__Task item__
Using "JSON" as the search string, find the matching lines below and copy them.

__Information supplied__
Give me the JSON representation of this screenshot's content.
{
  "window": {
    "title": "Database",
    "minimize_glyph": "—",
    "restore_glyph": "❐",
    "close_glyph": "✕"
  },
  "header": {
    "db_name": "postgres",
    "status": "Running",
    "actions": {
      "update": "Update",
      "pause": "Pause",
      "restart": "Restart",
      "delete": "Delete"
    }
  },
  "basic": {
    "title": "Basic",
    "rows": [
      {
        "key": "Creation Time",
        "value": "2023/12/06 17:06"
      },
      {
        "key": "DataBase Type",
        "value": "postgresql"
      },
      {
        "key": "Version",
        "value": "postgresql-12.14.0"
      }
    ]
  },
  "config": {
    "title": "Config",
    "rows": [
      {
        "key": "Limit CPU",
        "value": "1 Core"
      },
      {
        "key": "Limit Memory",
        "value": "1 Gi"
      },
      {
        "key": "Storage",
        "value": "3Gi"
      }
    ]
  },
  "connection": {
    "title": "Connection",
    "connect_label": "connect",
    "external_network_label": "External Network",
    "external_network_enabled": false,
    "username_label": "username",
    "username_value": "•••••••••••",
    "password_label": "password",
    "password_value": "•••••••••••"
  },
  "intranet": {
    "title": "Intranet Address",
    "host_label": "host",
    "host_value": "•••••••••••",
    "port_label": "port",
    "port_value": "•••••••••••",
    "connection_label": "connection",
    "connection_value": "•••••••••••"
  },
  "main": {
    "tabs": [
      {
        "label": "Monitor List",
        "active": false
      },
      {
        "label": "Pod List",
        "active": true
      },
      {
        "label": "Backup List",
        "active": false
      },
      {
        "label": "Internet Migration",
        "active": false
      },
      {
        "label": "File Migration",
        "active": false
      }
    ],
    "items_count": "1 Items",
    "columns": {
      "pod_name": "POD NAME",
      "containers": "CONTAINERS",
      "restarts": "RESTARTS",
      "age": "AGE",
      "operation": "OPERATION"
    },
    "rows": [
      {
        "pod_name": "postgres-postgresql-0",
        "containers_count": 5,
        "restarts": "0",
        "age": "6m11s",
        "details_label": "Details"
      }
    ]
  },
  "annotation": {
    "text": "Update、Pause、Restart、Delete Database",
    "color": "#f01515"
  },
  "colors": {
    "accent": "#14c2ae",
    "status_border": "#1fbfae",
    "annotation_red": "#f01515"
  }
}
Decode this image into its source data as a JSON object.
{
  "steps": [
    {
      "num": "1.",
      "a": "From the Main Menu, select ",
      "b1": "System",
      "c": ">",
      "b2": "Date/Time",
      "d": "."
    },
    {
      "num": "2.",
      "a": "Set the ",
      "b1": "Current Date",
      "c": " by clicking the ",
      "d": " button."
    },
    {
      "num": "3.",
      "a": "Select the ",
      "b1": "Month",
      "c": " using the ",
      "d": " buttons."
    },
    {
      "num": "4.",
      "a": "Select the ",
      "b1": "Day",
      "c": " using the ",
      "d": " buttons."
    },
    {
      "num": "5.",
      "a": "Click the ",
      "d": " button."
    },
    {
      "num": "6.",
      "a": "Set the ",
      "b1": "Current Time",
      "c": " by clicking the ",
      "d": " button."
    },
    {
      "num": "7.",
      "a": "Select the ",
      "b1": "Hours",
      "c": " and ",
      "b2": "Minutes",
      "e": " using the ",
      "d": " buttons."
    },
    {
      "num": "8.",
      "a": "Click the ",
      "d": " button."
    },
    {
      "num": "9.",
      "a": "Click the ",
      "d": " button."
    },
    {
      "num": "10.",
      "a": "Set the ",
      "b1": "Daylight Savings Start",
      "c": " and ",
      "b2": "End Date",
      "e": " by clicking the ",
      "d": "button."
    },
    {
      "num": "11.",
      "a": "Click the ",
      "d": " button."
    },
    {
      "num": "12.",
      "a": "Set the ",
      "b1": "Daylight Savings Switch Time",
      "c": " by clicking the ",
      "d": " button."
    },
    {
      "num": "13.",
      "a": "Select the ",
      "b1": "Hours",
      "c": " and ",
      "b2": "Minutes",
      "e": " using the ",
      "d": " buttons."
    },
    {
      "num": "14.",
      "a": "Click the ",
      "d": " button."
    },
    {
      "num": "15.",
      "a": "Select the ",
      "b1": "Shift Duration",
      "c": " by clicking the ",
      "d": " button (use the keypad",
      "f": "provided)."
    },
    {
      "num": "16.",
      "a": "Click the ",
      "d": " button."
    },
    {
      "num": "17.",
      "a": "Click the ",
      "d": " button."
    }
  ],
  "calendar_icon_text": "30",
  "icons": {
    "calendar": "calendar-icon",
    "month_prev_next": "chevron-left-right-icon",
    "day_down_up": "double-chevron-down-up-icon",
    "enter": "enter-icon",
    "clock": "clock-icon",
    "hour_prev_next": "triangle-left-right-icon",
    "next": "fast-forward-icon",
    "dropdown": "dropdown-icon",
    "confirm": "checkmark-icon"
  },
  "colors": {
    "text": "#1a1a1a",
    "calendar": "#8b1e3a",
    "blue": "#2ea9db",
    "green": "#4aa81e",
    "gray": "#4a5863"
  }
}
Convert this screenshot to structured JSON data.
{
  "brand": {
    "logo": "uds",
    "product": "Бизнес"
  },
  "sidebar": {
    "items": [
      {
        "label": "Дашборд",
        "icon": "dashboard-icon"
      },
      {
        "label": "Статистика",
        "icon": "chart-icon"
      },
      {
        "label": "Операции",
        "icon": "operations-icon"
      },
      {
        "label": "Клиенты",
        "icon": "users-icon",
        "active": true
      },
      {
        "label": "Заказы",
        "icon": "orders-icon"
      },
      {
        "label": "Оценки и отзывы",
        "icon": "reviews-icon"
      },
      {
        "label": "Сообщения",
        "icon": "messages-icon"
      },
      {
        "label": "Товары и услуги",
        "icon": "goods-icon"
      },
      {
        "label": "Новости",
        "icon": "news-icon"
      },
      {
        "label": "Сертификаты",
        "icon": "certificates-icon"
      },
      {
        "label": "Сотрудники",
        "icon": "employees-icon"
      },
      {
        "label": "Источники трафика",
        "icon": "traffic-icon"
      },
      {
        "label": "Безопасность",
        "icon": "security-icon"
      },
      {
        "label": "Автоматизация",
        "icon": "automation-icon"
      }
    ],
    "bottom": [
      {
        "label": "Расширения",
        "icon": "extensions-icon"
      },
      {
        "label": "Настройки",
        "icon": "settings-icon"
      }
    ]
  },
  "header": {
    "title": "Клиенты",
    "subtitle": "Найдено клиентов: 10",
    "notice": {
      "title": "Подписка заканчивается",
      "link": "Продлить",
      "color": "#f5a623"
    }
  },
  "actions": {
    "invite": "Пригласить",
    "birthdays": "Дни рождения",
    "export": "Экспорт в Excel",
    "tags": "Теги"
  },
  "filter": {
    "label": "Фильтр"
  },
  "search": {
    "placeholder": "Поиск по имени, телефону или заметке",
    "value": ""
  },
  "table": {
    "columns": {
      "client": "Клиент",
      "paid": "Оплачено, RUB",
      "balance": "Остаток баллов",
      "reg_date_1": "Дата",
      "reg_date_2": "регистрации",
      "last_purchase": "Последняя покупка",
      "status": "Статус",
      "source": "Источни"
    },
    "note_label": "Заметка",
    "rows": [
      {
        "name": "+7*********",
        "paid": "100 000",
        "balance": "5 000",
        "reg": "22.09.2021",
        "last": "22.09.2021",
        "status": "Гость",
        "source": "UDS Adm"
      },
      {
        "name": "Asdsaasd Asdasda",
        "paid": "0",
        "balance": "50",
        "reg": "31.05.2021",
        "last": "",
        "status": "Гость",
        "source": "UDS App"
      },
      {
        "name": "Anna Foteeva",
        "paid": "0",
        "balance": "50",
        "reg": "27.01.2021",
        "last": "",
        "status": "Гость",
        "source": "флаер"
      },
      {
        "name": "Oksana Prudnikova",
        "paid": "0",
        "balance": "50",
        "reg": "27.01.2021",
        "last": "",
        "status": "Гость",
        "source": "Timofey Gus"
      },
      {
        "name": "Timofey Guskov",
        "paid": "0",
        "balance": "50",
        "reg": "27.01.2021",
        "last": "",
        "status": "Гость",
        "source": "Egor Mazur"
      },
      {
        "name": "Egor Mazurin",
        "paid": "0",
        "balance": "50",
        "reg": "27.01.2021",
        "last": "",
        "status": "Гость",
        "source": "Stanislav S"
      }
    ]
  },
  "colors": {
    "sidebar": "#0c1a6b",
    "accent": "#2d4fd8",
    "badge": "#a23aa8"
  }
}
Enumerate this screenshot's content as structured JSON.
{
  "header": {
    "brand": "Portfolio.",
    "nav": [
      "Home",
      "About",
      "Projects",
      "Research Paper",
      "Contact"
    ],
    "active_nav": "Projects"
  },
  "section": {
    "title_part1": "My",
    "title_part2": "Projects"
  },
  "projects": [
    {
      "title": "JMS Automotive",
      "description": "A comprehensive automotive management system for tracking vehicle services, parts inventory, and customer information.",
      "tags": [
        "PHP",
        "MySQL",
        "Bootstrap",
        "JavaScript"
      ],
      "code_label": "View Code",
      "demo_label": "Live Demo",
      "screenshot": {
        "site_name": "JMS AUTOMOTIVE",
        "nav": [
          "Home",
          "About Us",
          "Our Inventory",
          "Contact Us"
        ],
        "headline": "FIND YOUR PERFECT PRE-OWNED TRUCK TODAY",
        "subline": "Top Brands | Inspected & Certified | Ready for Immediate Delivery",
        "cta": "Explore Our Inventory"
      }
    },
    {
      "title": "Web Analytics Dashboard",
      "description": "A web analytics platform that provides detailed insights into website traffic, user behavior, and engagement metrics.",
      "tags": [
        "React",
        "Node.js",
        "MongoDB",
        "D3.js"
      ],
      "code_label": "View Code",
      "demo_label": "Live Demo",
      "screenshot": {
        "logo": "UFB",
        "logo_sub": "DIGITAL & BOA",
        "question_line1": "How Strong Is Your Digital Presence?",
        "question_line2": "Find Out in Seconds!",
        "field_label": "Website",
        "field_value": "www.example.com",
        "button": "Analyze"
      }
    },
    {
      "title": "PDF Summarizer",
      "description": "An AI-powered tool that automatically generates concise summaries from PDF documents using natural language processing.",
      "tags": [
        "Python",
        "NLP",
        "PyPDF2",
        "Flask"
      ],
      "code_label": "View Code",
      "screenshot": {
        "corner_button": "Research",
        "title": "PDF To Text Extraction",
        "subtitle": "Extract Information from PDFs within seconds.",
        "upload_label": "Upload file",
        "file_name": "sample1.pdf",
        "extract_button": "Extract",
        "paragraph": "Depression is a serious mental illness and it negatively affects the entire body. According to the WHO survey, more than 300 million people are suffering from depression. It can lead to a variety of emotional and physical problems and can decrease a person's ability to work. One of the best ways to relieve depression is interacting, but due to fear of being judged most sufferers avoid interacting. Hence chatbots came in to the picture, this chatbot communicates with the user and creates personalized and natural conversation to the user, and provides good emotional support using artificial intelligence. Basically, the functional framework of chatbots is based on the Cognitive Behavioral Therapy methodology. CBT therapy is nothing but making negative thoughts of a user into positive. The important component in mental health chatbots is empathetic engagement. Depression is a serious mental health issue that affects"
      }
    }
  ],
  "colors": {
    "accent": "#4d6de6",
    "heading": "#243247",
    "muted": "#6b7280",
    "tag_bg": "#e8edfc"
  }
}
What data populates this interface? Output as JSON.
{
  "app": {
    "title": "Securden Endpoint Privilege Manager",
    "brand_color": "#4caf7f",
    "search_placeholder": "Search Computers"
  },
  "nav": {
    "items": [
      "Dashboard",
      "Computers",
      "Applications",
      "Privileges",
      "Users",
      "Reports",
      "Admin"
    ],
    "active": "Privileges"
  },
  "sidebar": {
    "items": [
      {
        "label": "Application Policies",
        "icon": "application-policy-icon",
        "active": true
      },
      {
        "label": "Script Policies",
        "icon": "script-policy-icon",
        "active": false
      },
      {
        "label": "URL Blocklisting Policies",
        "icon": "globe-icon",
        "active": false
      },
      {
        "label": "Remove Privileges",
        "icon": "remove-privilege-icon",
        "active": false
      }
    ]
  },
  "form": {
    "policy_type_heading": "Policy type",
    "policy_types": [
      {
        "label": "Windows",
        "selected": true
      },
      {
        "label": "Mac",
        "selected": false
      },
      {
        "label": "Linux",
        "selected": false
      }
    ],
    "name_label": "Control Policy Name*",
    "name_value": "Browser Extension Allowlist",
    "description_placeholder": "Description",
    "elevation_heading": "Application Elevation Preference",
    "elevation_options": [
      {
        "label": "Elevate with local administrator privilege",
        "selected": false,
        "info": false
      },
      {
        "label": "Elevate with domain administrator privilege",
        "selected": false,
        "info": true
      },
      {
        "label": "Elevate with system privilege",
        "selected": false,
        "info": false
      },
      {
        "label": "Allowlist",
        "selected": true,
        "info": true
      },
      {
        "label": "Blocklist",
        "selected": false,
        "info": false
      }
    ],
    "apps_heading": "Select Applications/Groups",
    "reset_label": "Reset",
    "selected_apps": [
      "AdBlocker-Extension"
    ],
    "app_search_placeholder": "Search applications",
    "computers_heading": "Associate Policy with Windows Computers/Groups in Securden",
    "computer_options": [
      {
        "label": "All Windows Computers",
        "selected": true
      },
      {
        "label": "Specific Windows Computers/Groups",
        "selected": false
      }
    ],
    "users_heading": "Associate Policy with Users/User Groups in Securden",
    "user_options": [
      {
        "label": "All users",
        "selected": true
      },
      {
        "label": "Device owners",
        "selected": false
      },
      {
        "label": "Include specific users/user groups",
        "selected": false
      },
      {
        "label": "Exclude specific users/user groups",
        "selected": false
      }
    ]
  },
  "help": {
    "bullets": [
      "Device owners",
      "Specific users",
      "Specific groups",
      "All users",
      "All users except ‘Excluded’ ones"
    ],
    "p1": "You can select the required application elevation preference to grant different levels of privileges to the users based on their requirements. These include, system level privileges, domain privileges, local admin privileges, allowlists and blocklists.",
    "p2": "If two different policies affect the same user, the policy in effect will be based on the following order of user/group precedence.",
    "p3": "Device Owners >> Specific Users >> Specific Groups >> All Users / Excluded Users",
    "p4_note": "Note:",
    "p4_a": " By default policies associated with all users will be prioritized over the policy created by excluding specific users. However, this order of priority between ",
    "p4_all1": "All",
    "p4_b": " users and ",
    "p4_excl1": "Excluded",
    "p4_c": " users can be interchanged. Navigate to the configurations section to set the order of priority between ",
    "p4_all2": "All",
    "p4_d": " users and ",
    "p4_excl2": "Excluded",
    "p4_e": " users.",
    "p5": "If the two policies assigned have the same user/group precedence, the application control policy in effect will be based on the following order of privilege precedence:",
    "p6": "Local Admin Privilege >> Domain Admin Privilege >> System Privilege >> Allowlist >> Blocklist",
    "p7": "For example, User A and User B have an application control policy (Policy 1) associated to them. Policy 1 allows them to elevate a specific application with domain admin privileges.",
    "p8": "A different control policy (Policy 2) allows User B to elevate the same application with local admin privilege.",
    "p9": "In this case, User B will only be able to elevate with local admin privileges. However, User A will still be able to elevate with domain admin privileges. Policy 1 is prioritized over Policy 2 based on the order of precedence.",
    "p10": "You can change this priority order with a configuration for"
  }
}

__Answer section__
Give me the JSON representation of this screenshot's content.
Decode this image into its source data as a JSON object.
Convert this screenshot to structured JSON data.
Enumerate this screenshot's content as structured JSON.
What data populates this interface? Output as JSON.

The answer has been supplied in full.